WORK REQUIRED:
An exact copy of the data is required; the images should not appear in it.

DATA FOR ANALYSIS section start

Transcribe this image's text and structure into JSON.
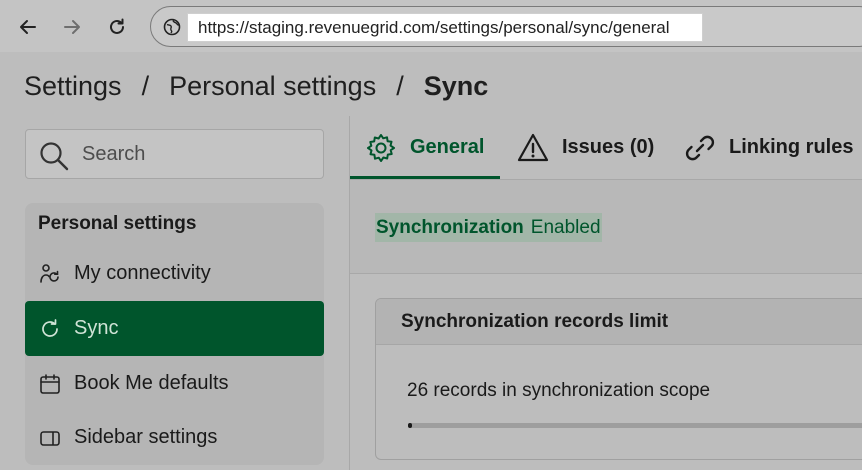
{
  "browser": {
    "url": "https://staging.revenuegrid.com/settings/personal/sync/general"
  },
  "breadcrumb": {
    "items": [
      "Settings",
      "Personal settings",
      "Sync"
    ],
    "separator": "/"
  },
  "sidebar": {
    "search_placeholder": "Search",
    "section_title": "Personal settings",
    "items": [
      {
        "label": "My connectivity",
        "icon": "connectivity-icon"
      },
      {
        "label": "Sync",
        "icon": "sync-icon",
        "active": true
      },
      {
        "label": "Book Me defaults",
        "icon": "calendar-icon"
      },
      {
        "label": "Sidebar settings",
        "icon": "sidebar-panel-icon"
      }
    ]
  },
  "tabs": [
    {
      "label": "General",
      "icon": "gear-icon",
      "active": true
    },
    {
      "label": "Issues (0)",
      "icon": "warning-triangle-icon"
    },
    {
      "label": "Linking rules",
      "icon": "link-icon"
    }
  ],
  "status": {
    "label": "Synchronization",
    "value": "Enabled"
  },
  "records_card": {
    "title": "Synchronization records limit",
    "text": "26 records in synchronization scope",
    "progress_fraction": 0.005
  },
  "colors": {
    "brand_green": "#00552c",
    "active_item_text": "#cfe3d6"
  }
}
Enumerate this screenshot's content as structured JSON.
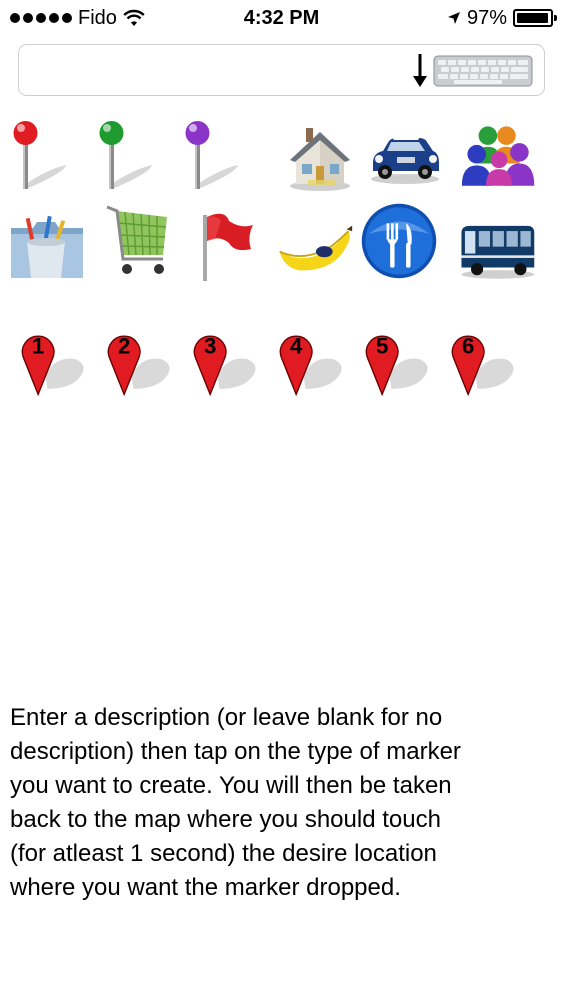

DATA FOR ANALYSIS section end

RESPONSE FOR THIS EXERCISE:
Transcribe this image's text and structure into JSON.
{
  "browser": {
    "url": "https://staging.revenuegrid.com/settings/personal/sync/general"
  },
  "breadcrumb": {
    "items": [
      "Settings",
      "Personal settings",
      "Sync"
    ],
    "separator": "/"
  },
  "sidebar": {
    "search_placeholder": "Search",
    "section_title": "Personal settings",
    "items": [
      {
        "label": "My connectivity",
        "icon": "connectivity-icon"
      },
      {
        "label": "Sync",
        "icon": "sync-icon",
        "active": true
      },
      {
        "label": "Book Me defaults",
        "icon": "calendar-icon"
      },
      {
        "label": "Sidebar settings",
        "icon": "sidebar-panel-icon"
      }
    ]
  },
  "tabs": [
    {
      "label": "General",
      "icon": "gear-icon",
      "active": true
    },
    {
      "label": "Issues (0)",
      "icon": "warning-triangle-icon"
    },
    {
      "label": "Linking rules",
      "icon": "link-icon"
    }
  ],
  "status": {
    "label": "Synchronization",
    "value": "Enabled"
  },
  "records_card": {
    "title": "Synchronization records limit",
    "text": "26 records in synchronization scope",
    "progress_fraction": 0.005
  },
  "colors": {
    "brand_green": "#00552c",
    "active_item_text": "#cfe3d6"
  }
}
Enumerate this screenshot's content as structured JSON.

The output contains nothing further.